▶ **WORK REQUEST**: Starting at the top line and ending at the last, restate the records exactly.

▶ **INPUT MATERIAL**:
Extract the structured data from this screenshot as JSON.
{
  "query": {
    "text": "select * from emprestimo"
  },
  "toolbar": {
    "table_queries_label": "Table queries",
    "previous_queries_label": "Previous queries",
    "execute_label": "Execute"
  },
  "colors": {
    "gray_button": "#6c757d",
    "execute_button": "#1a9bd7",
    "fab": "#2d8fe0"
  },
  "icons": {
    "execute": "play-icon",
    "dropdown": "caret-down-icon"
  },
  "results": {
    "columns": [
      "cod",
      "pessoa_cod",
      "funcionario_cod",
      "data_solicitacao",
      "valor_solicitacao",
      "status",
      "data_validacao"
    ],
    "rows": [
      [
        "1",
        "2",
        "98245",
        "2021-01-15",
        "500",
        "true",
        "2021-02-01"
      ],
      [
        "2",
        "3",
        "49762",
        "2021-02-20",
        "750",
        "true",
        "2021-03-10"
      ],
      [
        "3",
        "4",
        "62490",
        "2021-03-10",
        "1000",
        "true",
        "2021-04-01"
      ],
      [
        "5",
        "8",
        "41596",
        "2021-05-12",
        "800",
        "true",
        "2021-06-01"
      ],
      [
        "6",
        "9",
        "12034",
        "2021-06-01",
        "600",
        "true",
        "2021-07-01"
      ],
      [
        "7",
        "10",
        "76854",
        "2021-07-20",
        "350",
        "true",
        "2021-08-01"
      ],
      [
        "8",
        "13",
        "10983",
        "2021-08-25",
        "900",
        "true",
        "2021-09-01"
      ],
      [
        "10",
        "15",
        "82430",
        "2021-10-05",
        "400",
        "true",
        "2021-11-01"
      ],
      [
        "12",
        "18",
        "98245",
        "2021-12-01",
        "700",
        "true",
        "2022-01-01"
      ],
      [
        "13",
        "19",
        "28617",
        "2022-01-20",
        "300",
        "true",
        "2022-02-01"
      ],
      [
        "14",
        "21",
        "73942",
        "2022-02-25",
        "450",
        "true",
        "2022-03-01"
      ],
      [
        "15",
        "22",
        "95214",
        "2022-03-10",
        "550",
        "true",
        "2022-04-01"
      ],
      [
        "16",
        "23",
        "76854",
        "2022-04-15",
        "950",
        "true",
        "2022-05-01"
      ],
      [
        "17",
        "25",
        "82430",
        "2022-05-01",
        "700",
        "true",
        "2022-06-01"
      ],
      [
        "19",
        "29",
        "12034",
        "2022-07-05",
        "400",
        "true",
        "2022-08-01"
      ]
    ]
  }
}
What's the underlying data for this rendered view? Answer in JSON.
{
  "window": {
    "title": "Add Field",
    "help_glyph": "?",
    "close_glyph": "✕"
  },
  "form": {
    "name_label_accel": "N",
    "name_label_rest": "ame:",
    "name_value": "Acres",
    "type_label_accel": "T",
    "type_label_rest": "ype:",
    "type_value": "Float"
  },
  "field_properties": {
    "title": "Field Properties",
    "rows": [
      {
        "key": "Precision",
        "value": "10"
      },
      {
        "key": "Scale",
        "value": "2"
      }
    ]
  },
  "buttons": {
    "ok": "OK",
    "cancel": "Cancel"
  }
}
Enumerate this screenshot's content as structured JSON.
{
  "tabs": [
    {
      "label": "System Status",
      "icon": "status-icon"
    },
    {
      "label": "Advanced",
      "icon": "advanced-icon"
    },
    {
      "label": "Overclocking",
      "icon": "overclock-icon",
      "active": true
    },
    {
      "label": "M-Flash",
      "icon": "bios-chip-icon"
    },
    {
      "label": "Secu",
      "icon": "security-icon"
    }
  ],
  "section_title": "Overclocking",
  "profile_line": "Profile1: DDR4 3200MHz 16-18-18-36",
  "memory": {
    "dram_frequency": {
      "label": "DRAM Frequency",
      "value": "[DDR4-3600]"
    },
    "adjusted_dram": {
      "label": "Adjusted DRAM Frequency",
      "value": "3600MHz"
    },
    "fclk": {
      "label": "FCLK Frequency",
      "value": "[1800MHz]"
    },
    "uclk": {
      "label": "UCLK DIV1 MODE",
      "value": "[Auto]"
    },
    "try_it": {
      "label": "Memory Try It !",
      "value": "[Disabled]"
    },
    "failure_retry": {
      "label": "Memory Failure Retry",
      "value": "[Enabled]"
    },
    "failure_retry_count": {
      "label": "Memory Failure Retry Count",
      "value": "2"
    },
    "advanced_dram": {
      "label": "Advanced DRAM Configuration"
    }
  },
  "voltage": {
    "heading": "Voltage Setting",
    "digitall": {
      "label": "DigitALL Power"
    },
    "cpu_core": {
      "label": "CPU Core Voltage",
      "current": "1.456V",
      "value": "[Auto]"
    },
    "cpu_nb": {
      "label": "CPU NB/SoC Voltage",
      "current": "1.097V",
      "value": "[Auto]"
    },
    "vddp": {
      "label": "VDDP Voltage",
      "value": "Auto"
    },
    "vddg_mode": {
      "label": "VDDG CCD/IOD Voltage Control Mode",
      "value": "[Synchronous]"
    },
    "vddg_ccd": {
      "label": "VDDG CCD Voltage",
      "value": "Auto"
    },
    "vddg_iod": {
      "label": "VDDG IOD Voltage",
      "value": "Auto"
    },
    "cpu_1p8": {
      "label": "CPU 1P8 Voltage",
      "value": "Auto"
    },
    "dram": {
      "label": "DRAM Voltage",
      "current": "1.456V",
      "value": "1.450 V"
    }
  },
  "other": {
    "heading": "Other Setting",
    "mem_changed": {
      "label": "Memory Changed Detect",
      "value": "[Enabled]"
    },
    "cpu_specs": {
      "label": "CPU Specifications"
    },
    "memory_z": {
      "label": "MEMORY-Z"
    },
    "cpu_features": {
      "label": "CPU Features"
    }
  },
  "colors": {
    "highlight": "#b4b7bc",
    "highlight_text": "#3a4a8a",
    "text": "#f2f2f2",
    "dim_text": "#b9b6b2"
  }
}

▶ **ANSWER BELOW**:
Extract the structured data from this screenshot as JSON.
{
  "query": {
    "text": "select * from emprestimo"
  },
  "toolbar": {
    "table_queries_label": "Table queries",
    "previous_queries_label": "Previous queries",
    "execute_label": "Execute"
  },
  "colors": {
    "gray_button": "#6c757d",
    "execute_button": "#1a9bd7",
    "fab": "#2d8fe0"
  },
  "icons": {
    "execute": "play-icon",
    "dropdown": "caret-down-icon"
  },
  "results": {
    "columns": [
      "cod",
      "pessoa_cod",
      "funcionario_cod",
      "data_solicitacao",
      "valor_solicitacao",
      "status",
      "data_validacao"
    ],
    "rows": [
      [
        "1",
        "2",
        "98245",
        "2021-01-15",
        "500",
        "true",
        "2021-02-01"
      ],
      [
        "2",
        "3",
        "49762",
        "2021-02-20",
        "750",
        "true",
        "2021-03-10"
      ],
      [
        "3",
        "4",
        "62490",
        "2021-03-10",
        "1000",
        "true",
        "2021-04-01"
      ],
      [
        "5",
        "8",
        "41596",
        "2021-05-12",
        "800",
        "true",
        "2021-06-01"
      ],
      [
        "6",
        "9",
        "12034",
        "2021-06-01",
        "600",
        "true",
        "2021-07-01"
      ],
      [
        "7",
        "10",
        "76854",
        "2021-07-20",
        "350",
        "true",
        "2021-08-01"
      ],
      [
        "8",
        "13",
        "10983",
        "2021-08-25",
        "900",
        "true",
        "2021-09-01"
      ],
      [
        "10",
        "15",
        "82430",
        "2021-10-05",
        "400",
        "true",
        "2021-11-01"
      ],
      [
        "12",
        "18",
        "98245",
        "2021-12-01",
        "700",
        "true",
        "2022-01-01"
      ],
      [
        "13",
        "19",
        "28617",
        "2022-01-20",
        "300",
        "true",
        "2022-02-01"
      ],
      [
        "14",
        "21",
        "73942",
        "2022-02-25",
        "450",
        "true",
        "2022-03-01"
      ],
      [
        "15",
        "22",
        "95214",
        "2022-03-10",
        "550",
        "true",
        "2022-04-01"
      ],
      [
        "16",
        "23",
        "76854",
        "2022-04-15",
        "950",
        "true",
        "2022-05-01"
      ],
      [
        "17",
        "25",
        "82430",
        "2022-05-01",
        "700",
        "true",
        "2022-06-01"
      ],
      [
        "19",
        "29",
        "12034",
        "2022-07-05",
        "400",
        "true",
        "2022-08-01"
      ]
    ]
  }
}
What's the underlying data for this rendered view? Answer in JSON.
{
  "window": {
    "title": "Add Field",
    "help_glyph": "?",
    "close_glyph": "✕"
  },
  "form": {
    "name_label_accel": "N",
    "name_label_rest": "ame:",
    "name_value": "Acres",
    "type_label_accel": "T",
    "type_label_rest": "ype:",
    "type_value": "Float"
  },
  "field_properties": {
    "title": "Field Properties",
    "rows": [
      {
        "key": "Precision",
        "value": "10"
      },
      {
        "key": "Scale",
        "value": "2"
      }
    ]
  },
  "buttons": {
    "ok": "OK",
    "cancel": "Cancel"
  }
}
Enumerate this screenshot's content as structured JSON.
{
  "tabs": [
    {
      "label": "System Status",
      "icon": "status-icon"
    },
    {
      "label": "Advanced",
      "icon": "advanced-icon"
    },
    {
      "label": "Overclocking",
      "icon": "overclock-icon",
      "active": true
    },
    {
      "label": "M-Flash",
      "icon": "bios-chip-icon"
    },
    {
      "label": "Secu",
      "icon": "security-icon"
    }
  ],
  "section_title": "Overclocking",
  "profile_line": "Profile1: DDR4 3200MHz 16-18-18-36",
  "memory": {
    "dram_frequency": {
      "label": "DRAM Frequency",
      "value": "[DDR4-3600]"
    },
    "adjusted_dram": {
      "label": "Adjusted DRAM Frequency",
      "value": "3600MHz"
    },
    "fclk": {
      "label": "FCLK Frequency",
      "value": "[1800MHz]"
    },
    "uclk": {
      "label": "UCLK DIV1 MODE",
      "value": "[Auto]"
    },
    "try_it": {
      "label": "Memory Try It !",
      "value": "[Disabled]"
    },
    "failure_retry": {
      "label": "Memory Failure Retry",
      "value": "[Enabled]"
    },
    "failure_retry_count": {
      "label": "Memory Failure Retry Count",
      "value": "2"
    },
    "advanced_dram": {
      "label": "Advanced DRAM Configuration"
    }
  },
  "voltage": {
    "heading": "Voltage Setting",
    "digitall": {
      "label": "DigitALL Power"
    },
    "cpu_core": {
      "label": "CPU Core Voltage",
      "current": "1.456V",
      "value": "[Auto]"
    },
    "cpu_nb": {
      "label": "CPU NB/SoC Voltage",
      "current": "1.097V",
      "value": "[Auto]"
    },
    "vddp": {
      "label": "VDDP Voltage",
      "value": "Auto"
    },
    "vddg_mode": {
      "label": "VDDG CCD/IOD Voltage Control Mode",
      "value": "[Synchronous]"
    },
    "vddg_ccd": {
      "label": "VDDG CCD Voltage",
      "value": "Auto"
    },
    "vddg_iod": {
      "label": "VDDG IOD Voltage",
      "value": "Auto"
    },
    "cpu_1p8": {
      "label": "CPU 1P8 Voltage",
      "value": "Auto"
    },
    "dram": {
      "label": "DRAM Voltage",
      "current": "1.456V",
      "value": "1.450 V"
    }
  },
  "other": {
    "heading": "Other Setting",
    "mem_changed": {
      "label": "Memory Changed Detect",
      "value": "[Enabled]"
    },
    "cpu_specs": {
      "label": "CPU Specifications"
    },
    "memory_z": {
      "label": "MEMORY-Z"
    },
    "cpu_features": {
      "label": "CPU Features"
    }
  },
  "colors": {
    "highlight": "#b4b7bc",
    "highlight_text": "#3a4a8a",
    "text": "#f2f2f2",
    "dim_text": "#b9b6b2"
  }
}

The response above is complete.